Lewis is a champion of diversity in his field. During his 15-year tenure as mathematics department chair, the proportion of doctorates awarded to women rose from zero to 40 percent in tandem with an overall increase in doctorates granted.
Under his leadership, the department won the university-wide Department Teaching Award and an NSF Presidential Award for Excellence in Science, Mathematics and Engineering Mentoring. Currently, Lewis is acting assistant director of NSF’s Education and Human Resources Directorate.
“It’s a wonderful honor,” Lewis said of the AAAS fellowship. “I have great colleagues, and together we’ve achieved a lot.”
Evolutionary biologist Jay Storz focuses his research on the genetic basis of evolution, exploring fundamental questions about mutational pathways and the extent to which evolution is repeatable, predictable and reversible.
Much of Storz’s work examines the evolution of novel traits that enable animals to survive in extreme environments, specifically the biochemical and physiological adaptations that allow high-altitude animals to live in low-oxygen conditions.
His work often takes him beyond the laboratory to mountain ranges across the world, collaborating with researchers in North and South America, Europe and Asia.
Last year, his team compared high-altitude bird species in the Andes Mountains with their lowland counterparts, demonstrating that species can take varying genetic paths to evolve the same trait.
Though Storz focuses on basic research, his findings are catalyzing major biomedical discoveries. His insights into the adaptation of animal blood proteins are guiding the design of genetically engineered oxygen-carrying proteins for synthetic blood substitutes, which have similar characteristics to biological blood. An oxygen-carrying blood substitute could be a breakthrough in transfusion medicine.

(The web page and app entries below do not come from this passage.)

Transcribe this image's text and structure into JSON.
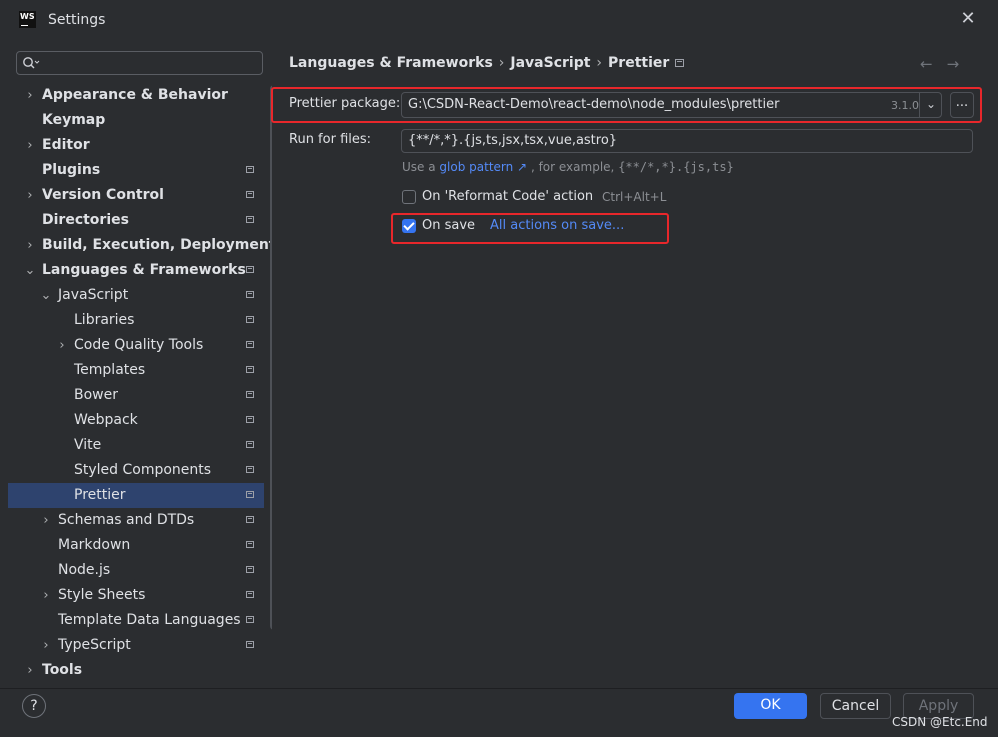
{
  "window": {
    "title": "Settings",
    "app_logo_text": "WS"
  },
  "search": {
    "placeholder": "",
    "icon": "search-icon"
  },
  "tree": [
    {
      "label": "Appearance & Behavior",
      "level": 0,
      "chevron": "›",
      "bold": true,
      "project": false
    },
    {
      "label": "Keymap",
      "level": 0,
      "chevron": "",
      "bold": true,
      "project": false
    },
    {
      "label": "Editor",
      "level": 0,
      "chevron": "›",
      "bold": true,
      "project": false
    },
    {
      "label": "Plugins",
      "level": 0,
      "chevron": "",
      "bold": true,
      "project": true
    },
    {
      "label": "Version Control",
      "level": 0,
      "chevron": "›",
      "bold": true,
      "project": true
    },
    {
      "label": "Directories",
      "level": 0,
      "chevron": "",
      "bold": true,
      "project": true
    },
    {
      "label": "Build, Execution, Deployment",
      "level": 0,
      "chevron": "›",
      "bold": true,
      "project": false
    },
    {
      "label": "Languages & Frameworks",
      "level": 0,
      "chevron": "⌄",
      "bold": true,
      "project": true
    },
    {
      "label": "JavaScript",
      "level": 1,
      "chevron": "⌄",
      "bold": false,
      "project": true
    },
    {
      "label": "Libraries",
      "level": 2,
      "chevron": "",
      "bold": false,
      "project": true
    },
    {
      "label": "Code Quality Tools",
      "level": 2,
      "chevron": "›",
      "bold": false,
      "project": true
    },
    {
      "label": "Templates",
      "level": 2,
      "chevron": "",
      "bold": false,
      "project": true
    },
    {
      "label": "Bower",
      "level": 2,
      "chevron": "",
      "bold": false,
      "project": true
    },
    {
      "label": "Webpack",
      "level": 2,
      "chevron": "",
      "bold": false,
      "project": true
    },
    {
      "label": "Vite",
      "level": 2,
      "chevron": "",
      "bold": false,
      "project": true
    },
    {
      "label": "Styled Components",
      "level": 2,
      "chevron": "",
      "bold": false,
      "project": true
    },
    {
      "label": "Prettier",
      "level": 2,
      "chevron": "",
      "bold": false,
      "project": true,
      "selected": true
    },
    {
      "label": "Schemas and DTDs",
      "level": 1,
      "chevron": "›",
      "bold": false,
      "project": true
    },
    {
      "label": "Markdown",
      "level": 1,
      "chevron": "",
      "bold": false,
      "project": true
    },
    {
      "label": "Node.js",
      "level": 1,
      "chevron": "",
      "bold": false,
      "project": true
    },
    {
      "label": "Style Sheets",
      "level": 1,
      "chevron": "›",
      "bold": false,
      "project": true
    },
    {
      "label": "Template Data Languages",
      "level": 1,
      "chevron": "",
      "bold": false,
      "project": true
    },
    {
      "label": "TypeScript",
      "level": 1,
      "chevron": "›",
      "bold": false,
      "project": true
    },
    {
      "label": "Tools",
      "level": 0,
      "chevron": "›",
      "bold": true,
      "project": false
    }
  ],
  "breadcrumb": {
    "items": [
      "Languages & Frameworks",
      "JavaScript",
      "Prettier"
    ],
    "separator": "›",
    "nav_back": "←",
    "nav_forward": "→"
  },
  "prettier_package": {
    "label": "Prettier package:",
    "value": "G:\\CSDN-React-Demo\\react-demo\\node_modules\\prettier",
    "version": "3.1.0",
    "browse_label": "..."
  },
  "run_for_files": {
    "label": "Run for files:",
    "value": "{**/*,*}.{js,ts,jsx,tsx,vue,astro}",
    "hint_prefix": "Use a",
    "hint_link": "glob pattern ↗",
    "hint_middle": ", for example,",
    "hint_example": "{**/*,*}.{js,ts}"
  },
  "reformat_option": {
    "label": "On 'Reformat Code' action",
    "shortcut": "Ctrl+Alt+L",
    "checked": false
  },
  "save_option": {
    "label": "On save",
    "checked": true,
    "link": "All actions on save..."
  },
  "footer": {
    "help": "?",
    "ok": "OK",
    "cancel": "Cancel",
    "apply": "Apply"
  },
  "watermark": "CSDN @Etc.End",
  "colors": {
    "accent": "#3574f0",
    "link": "#548af7",
    "highlight_box": "#e8272b",
    "selection": "#2e436e"
  }
}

“It’s a nice pat on the back,” Storz said of his AAAS recognition.